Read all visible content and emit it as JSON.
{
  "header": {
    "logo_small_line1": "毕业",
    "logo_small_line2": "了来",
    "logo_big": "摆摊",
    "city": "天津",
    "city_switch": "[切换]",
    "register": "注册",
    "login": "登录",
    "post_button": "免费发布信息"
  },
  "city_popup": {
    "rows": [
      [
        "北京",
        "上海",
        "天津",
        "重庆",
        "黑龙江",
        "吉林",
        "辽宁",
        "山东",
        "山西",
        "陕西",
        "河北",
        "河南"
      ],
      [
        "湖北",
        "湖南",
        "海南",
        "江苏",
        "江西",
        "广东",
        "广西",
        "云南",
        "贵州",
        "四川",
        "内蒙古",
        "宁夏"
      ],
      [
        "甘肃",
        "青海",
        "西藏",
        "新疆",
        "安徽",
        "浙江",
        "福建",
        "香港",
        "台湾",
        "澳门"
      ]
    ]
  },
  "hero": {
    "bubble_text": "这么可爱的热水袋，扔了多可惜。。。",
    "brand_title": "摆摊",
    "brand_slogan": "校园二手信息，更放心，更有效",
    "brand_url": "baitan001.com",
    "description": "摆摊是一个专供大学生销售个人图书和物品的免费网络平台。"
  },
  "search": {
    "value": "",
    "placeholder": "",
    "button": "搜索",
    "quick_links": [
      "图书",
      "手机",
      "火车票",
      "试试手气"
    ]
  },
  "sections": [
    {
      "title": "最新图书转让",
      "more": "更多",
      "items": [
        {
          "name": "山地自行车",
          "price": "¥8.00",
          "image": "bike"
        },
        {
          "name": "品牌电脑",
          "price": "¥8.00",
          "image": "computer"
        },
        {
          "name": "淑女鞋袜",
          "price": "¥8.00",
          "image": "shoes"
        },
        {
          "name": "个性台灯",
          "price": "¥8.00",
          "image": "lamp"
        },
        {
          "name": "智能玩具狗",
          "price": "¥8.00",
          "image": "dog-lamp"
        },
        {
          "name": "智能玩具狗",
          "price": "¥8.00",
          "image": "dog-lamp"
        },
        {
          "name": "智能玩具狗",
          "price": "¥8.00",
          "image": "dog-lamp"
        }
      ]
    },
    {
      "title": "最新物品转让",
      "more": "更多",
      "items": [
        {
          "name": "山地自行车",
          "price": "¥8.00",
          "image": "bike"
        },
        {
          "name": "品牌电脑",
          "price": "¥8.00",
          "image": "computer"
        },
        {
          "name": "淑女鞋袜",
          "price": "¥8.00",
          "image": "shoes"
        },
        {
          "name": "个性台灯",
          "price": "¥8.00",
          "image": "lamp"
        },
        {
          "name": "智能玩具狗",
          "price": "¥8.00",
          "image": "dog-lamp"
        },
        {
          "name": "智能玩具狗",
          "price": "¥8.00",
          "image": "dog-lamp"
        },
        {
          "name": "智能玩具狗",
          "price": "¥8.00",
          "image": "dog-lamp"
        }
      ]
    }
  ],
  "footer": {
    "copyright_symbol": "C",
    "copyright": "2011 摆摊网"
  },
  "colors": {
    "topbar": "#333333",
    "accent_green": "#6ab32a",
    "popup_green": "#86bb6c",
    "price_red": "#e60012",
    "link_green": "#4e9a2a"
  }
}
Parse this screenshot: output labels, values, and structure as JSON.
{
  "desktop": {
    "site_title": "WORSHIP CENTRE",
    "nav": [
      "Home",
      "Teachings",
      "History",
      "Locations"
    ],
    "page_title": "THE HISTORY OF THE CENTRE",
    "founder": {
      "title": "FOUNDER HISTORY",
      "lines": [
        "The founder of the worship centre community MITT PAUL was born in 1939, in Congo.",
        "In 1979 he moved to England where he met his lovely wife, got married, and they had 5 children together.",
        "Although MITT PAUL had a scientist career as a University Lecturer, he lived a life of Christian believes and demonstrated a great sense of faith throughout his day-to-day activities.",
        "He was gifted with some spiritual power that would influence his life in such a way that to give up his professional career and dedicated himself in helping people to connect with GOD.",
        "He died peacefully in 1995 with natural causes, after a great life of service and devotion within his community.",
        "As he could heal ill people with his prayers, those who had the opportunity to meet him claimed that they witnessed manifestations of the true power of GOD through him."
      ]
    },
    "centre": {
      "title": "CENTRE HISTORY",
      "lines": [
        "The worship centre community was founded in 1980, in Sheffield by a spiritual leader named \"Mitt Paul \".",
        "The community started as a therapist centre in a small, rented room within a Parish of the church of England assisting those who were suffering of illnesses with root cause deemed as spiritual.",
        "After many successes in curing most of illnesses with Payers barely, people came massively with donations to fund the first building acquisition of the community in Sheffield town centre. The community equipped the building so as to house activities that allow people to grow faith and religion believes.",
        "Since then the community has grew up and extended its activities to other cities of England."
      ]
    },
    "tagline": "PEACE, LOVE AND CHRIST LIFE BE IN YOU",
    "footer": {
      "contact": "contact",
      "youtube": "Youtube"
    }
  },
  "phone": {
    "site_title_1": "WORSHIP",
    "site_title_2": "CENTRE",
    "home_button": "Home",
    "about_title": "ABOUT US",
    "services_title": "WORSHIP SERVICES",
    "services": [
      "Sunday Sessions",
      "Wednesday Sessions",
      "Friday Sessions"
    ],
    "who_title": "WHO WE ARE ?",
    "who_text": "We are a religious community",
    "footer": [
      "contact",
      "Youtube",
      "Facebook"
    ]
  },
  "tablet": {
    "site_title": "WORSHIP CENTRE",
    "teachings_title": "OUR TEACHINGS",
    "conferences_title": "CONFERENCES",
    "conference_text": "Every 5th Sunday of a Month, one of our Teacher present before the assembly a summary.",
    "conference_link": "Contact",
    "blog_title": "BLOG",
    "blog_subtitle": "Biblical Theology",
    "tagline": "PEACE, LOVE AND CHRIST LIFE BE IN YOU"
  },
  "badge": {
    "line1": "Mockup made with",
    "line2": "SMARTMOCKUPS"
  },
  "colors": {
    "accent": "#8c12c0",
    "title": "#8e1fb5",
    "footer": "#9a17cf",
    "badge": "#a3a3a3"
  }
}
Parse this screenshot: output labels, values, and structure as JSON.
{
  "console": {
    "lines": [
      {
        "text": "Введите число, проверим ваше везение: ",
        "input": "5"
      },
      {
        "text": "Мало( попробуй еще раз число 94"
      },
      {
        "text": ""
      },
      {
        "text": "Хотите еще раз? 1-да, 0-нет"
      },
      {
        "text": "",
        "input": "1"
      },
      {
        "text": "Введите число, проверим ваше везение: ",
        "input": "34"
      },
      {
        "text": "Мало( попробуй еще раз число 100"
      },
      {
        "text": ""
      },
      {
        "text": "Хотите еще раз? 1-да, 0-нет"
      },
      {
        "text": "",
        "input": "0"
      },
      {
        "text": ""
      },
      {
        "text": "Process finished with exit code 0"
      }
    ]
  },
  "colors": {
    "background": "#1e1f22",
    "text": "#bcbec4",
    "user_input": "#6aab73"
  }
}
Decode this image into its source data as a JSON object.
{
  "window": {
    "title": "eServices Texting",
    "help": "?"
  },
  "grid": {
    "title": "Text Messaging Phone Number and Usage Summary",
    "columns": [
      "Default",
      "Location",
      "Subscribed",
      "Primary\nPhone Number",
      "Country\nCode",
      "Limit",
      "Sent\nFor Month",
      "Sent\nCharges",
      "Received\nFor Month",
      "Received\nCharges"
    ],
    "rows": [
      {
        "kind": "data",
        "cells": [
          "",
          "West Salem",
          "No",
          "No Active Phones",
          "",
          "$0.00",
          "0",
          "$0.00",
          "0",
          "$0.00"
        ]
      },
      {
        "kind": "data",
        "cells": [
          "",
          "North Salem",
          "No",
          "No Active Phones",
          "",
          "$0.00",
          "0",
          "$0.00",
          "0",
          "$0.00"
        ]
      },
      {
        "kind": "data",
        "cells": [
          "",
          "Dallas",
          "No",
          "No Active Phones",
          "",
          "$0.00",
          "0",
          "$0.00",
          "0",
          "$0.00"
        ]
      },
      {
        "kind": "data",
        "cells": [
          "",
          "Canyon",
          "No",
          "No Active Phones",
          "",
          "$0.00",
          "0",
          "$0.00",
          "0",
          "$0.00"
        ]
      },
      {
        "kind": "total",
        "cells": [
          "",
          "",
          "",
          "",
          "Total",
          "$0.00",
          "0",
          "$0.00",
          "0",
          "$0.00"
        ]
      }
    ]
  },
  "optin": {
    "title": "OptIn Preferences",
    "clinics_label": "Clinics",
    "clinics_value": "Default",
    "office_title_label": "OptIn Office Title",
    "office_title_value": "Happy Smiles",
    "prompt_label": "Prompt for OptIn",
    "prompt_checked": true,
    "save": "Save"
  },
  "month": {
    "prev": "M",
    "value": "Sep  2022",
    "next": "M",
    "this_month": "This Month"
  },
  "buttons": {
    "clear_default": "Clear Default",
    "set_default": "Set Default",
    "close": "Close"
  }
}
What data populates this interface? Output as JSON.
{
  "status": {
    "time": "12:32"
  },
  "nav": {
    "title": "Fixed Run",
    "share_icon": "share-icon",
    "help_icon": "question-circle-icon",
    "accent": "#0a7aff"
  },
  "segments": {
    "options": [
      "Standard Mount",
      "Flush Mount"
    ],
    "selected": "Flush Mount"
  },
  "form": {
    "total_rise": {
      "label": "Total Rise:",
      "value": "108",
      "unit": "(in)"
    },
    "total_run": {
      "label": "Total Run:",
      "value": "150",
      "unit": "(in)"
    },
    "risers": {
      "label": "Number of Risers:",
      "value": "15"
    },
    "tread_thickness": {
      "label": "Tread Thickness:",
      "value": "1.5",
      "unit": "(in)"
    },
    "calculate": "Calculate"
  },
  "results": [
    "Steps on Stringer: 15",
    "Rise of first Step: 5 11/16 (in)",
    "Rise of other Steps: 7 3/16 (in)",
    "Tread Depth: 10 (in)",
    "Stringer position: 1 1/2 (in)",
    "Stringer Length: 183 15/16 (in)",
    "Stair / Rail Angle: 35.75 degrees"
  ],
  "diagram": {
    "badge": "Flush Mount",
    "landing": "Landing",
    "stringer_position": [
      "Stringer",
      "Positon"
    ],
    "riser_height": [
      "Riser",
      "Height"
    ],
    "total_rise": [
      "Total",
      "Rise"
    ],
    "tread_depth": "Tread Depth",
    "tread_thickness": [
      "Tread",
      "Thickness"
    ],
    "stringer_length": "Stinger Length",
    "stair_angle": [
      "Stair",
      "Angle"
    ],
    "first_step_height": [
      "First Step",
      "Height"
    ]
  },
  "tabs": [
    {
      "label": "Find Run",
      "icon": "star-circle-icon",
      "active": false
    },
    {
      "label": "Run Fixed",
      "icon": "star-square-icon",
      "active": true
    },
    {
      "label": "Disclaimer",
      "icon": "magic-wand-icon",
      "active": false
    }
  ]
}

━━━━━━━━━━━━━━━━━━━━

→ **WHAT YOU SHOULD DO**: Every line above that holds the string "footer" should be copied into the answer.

→ **ANSWER BELOW**:
  "footer": {
    "footer": {
    "footer": [
    "footer": "#9a17cf",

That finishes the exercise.